Community pulls together to help Finlay get mobile

Getting about in the Lammermuir Hills can be tough but if you are confined to a wheelchair it can be even tougher, if not impossible.

However, Finlay Paxton, who lives at Scarlaw Farm near the Watch Water reservoir, now has a new wheelchair which has the capability of travelling on most terrains including off-road, which is essential for the terrain he encounters on a day-to-day basis.

Finlay has learning and physical disabilities and his present electric wheelchair, which was barely adequate and unsuitable for the area where he lives, has come to the end of its life. This situation placed barriers on his ability to fully integrate into his local community of Longformacus and Duns and the wider world, restricting his outings and trips away.

An all terrain wheelchair can cost in the region of £4,000 but fortunately Finlay had a team of enthusiastic fund raisers on his side.

Philip Gilholm is an additional needs assistant at Berwickshire High School who supported Finlay when he was at school and continues to support him one day a week helping him to swim and go out for lunch, go to the cinema and attend other social outings, explains: “We consulted BAVS who gave us an number of funding sources and we received some financial assistance towards the purchase a new wheelchair. Finlay received grants from the Lammermuir Community Fund and the ACT Foundation.

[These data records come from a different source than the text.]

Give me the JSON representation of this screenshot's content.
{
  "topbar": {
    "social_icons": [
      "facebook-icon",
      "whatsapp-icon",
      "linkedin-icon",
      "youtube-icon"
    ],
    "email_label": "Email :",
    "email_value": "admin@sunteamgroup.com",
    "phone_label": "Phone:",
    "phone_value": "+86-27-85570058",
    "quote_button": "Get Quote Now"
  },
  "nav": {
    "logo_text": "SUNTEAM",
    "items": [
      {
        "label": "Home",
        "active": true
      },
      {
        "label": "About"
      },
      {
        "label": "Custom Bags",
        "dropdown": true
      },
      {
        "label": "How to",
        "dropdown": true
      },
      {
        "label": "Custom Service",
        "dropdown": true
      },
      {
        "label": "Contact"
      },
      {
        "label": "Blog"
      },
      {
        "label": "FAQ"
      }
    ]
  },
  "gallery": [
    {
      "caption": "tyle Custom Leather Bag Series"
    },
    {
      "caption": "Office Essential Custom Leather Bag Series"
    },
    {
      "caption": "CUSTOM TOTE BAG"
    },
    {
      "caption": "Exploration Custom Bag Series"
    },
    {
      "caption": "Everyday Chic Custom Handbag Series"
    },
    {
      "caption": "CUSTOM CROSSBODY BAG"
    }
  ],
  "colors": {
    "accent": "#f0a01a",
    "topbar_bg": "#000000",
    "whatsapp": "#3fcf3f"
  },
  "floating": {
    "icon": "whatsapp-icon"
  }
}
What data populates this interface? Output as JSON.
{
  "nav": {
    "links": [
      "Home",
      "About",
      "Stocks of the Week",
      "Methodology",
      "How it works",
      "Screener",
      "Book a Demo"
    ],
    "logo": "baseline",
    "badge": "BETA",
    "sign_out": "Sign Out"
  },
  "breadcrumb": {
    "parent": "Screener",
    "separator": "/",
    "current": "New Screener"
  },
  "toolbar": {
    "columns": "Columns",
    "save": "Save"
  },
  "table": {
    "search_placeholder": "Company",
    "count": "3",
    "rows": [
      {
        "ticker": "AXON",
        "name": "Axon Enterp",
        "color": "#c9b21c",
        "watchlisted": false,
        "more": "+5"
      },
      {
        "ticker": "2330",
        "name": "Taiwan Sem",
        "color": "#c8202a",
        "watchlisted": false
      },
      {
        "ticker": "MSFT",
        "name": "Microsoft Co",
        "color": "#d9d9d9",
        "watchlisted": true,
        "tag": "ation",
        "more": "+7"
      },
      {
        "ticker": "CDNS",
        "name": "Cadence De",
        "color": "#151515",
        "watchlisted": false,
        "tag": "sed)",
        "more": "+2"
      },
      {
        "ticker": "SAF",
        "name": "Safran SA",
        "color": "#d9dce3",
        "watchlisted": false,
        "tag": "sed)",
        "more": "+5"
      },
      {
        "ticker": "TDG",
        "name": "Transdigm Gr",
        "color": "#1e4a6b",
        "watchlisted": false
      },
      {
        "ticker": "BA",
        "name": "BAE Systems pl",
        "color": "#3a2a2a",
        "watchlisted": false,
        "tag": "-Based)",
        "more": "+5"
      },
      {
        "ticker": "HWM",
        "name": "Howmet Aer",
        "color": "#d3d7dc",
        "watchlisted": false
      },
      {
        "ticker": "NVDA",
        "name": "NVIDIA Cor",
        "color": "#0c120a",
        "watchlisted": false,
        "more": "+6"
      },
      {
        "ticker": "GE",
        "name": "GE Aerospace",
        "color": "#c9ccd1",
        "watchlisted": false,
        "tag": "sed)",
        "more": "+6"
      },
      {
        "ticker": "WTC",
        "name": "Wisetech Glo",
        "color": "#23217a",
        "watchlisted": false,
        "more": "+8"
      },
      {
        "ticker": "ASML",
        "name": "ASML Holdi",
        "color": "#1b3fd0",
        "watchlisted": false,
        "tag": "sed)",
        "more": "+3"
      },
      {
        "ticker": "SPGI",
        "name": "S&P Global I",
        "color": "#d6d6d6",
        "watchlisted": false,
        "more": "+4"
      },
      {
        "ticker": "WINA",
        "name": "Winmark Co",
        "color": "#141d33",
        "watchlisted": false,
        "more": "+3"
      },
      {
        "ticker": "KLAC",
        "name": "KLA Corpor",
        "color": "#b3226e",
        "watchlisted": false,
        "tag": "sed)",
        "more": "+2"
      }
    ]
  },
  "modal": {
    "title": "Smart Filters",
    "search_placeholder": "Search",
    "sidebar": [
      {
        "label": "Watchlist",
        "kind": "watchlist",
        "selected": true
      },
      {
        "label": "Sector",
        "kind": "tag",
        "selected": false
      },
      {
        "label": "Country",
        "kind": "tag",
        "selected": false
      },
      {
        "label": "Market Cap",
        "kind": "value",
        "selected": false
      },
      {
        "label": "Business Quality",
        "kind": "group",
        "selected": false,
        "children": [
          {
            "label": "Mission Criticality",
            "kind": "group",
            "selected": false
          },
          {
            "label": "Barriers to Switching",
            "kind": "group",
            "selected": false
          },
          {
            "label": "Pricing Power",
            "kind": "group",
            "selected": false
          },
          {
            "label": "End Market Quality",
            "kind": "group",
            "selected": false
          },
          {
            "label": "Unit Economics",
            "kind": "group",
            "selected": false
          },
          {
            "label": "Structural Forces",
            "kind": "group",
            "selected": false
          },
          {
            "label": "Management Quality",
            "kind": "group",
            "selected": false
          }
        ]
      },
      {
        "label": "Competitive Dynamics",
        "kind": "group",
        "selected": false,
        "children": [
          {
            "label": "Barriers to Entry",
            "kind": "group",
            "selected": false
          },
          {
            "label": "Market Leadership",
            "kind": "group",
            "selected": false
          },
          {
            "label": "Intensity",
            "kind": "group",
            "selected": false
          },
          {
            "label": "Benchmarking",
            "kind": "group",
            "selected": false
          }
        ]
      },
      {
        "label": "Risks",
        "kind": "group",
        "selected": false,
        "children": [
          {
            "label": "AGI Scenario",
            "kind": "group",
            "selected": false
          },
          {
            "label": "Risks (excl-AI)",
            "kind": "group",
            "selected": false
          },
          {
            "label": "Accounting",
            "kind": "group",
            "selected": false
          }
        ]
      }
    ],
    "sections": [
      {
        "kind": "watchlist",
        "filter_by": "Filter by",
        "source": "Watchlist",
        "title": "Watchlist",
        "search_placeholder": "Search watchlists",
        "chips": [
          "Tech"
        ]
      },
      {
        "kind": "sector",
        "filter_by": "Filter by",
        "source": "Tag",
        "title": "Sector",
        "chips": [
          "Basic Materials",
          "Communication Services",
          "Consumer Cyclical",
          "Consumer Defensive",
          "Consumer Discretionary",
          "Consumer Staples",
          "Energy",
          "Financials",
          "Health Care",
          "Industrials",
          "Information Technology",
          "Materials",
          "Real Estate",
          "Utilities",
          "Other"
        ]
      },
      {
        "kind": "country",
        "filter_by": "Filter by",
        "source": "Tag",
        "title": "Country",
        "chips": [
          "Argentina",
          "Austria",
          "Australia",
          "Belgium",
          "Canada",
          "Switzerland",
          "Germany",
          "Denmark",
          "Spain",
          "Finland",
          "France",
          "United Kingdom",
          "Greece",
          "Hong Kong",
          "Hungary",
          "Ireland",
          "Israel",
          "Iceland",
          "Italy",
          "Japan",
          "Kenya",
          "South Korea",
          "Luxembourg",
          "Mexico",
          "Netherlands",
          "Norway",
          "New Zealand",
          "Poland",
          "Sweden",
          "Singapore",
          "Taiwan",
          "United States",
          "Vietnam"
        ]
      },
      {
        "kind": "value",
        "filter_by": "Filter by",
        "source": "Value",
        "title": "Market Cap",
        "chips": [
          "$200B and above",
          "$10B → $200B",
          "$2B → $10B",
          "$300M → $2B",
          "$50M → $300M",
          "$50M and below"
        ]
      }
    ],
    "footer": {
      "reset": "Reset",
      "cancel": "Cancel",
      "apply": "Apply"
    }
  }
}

“Local ladies Sharon Baker and Leslie Redden did a sponsored bike ride from Glasgow to Inverness and raised the fantastic sum of £1,100.

“This only left Finlay with a small shortfall which he is paying himself and he has another small application outstanding which was submitted by his social worker.”

Finlay would like to express his grateful thanks to the following for their help: Phillipa Wetton, the Lammermuir Community Fund, Cranshaws, Ellemford and Longformacus Community Council, Sharon Baker and Leslie Redden, the ACT Foundation, social worker Heather Stuart and everyone who helped and/or donated money.

There will be no stopping Finlay now as he continues to lead as full and active a life as he possibly can. He has already demonstrated his artistic ability - winning a national competition in 2011, while still at Berwickshire High School. The competition was run by Afasic Scotland, a charity that helps children and young people who live with communication impairments, and Finlay led the way as pupils from the school’s support for learning deparment took the competition by storm, taking three of the top prizes.